Remember that line about being wary of them even when they bring gifts? That is how I feel about the Conservatives with their very late offer of a referendum on the Alternative Vote system. Behind the courtesy at the negotiating table they thought the Lib Dems had no alternative to a Tory-LD deal. The Right were salivating at the thought of getting power back. It seems they thought they could get away with not offering a referendum. The offer was only dragged out of them when the LD team began to walk away. Clearly the Conservatives still love First Past the Post and that is not surprising - it has served them very well. But the national interest requires that the era of phoney majorities based on a minority of the popular vote must end. The electorate has this time withheld a majority whether in the Commons or in votes cast from any party. Many more people voted against the Conservatives than for. Even the inscrutable millions who could have voted and didn't were expressing something that could be interpreted as disillusionment and a feeling of powerlessness. This cannot go on. The arithmetic of an LD-Lab alliance could, just, work, as I don't see the minor parties rocking that boat if launched. So in my view, the LD team is right to talk now to Labour. The prize is an electoral system in which the people's votes really count, that could reinvigorate our democracy. The electorate has given the LD team a unique opportunity to bring both main parties to heel, and they are right to take it. But I'm wary of Labour bearing gifts, too.

Saturday, 8 May 2010

It is so strange!
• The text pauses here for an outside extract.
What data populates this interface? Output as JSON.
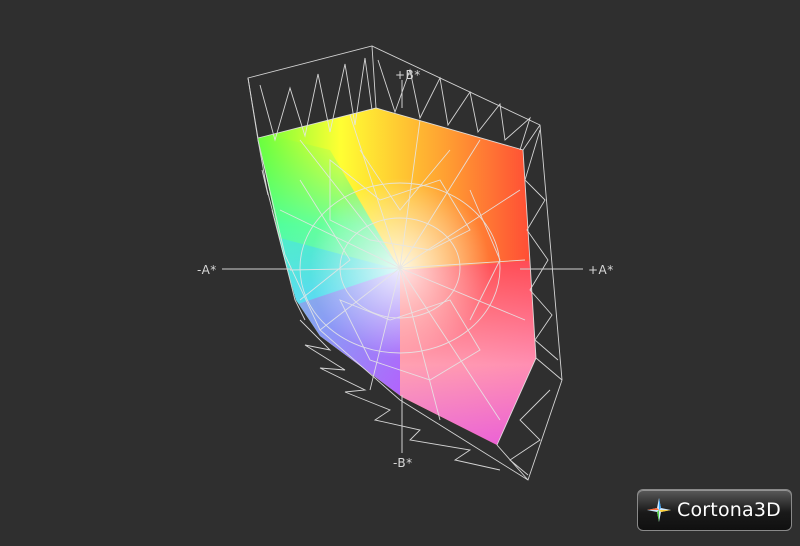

Something enormous happened early on Friday morning, in an understated and very British way. The Lib Dems suffered casualties, but emerged from the latest contests with 57 MPs, who now block the entrance to 10 Downing Street for a humbled David Cameron (only weeks ago so confident of victory). It is so strange! How best to exploit the advantage handed to us by millions of individual choices made by the British people? Some object to a deal with Labour, others to a deal with the Tories, but this is not on: our MPs are not in a situation of their own choice and they have to deal with a reality that is not of anyone's making, or rather is of everyone's making. I cannot fault Nick Clegg's announcement so far that fundamental political reform is a sine qua non of any deal, and if David Cameron doesn't like it, tough: he will probably find minority government is worse. As for other conditions, like millions of people I would be relieved and glad to see Vince Cable as Chancellor because he deserves our trust at this difficult time. Do your best and go for it, Nick!